--- ACTIVITY ---
Word for word, set down every record that appears below.

--- EXERCISE DATA ---
• • •

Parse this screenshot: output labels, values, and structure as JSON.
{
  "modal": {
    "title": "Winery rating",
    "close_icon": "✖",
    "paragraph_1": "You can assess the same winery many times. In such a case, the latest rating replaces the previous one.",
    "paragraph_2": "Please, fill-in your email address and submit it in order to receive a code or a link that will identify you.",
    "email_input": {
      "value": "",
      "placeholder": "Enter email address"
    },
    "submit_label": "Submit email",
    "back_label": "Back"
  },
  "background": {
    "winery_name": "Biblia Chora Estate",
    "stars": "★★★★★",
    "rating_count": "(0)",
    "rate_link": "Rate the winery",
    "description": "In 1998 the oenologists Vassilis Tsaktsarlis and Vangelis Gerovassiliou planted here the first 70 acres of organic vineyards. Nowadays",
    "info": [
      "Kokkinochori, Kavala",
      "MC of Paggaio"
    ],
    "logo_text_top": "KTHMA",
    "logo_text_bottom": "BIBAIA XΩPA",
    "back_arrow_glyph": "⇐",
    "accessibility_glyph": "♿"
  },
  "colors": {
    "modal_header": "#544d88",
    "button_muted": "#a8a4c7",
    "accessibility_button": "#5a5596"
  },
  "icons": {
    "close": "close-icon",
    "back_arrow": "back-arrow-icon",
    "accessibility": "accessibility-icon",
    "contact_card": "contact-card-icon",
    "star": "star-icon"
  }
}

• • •

--- WRITTEN SOLUTION ---
Parse this screenshot: output labels, values, and structure as JSON.
{
  "modal": {
    "title": "Winery rating",
    "close_icon": "✖",
    "paragraph_1": "You can assess the same winery many times. In such a case, the latest rating replaces the previous one.",
    "paragraph_2": "Please, fill-in your email address and submit it in order to receive a code or a link that will identify you.",
    "email_input": {
      "value": "",
      "placeholder": "Enter email address"
    },
    "submit_label": "Submit email",
    "back_label": "Back"
  },
  "background": {
    "winery_name": "Biblia Chora Estate",
    "stars": "★★★★★",
    "rating_count": "(0)",
    "rate_link": "Rate the winery",
    "description": "In 1998 the oenologists Vassilis Tsaktsarlis and Vangelis Gerovassiliou planted here the first 70 acres of organic vineyards. Nowadays",
    "info": [
      "Kokkinochori, Kavala",
      "MC of Paggaio"
    ],
    "logo_text_top": "KTHMA",
    "logo_text_bottom": "BIBAIA XΩPA",
    "back_arrow_glyph": "⇐",
    "accessibility_glyph": "♿"
  },
  "colors": {
    "modal_header": "#544d88",
    "button_muted": "#a8a4c7",
    "accessibility_button": "#5a5596"
  },
  "icons": {
    "close": "close-icon",
    "back_arrow": "back-arrow-icon",
    "accessibility": "accessibility-icon",
    "contact_card": "contact-card-icon",
    "star": "star-icon"
  }
}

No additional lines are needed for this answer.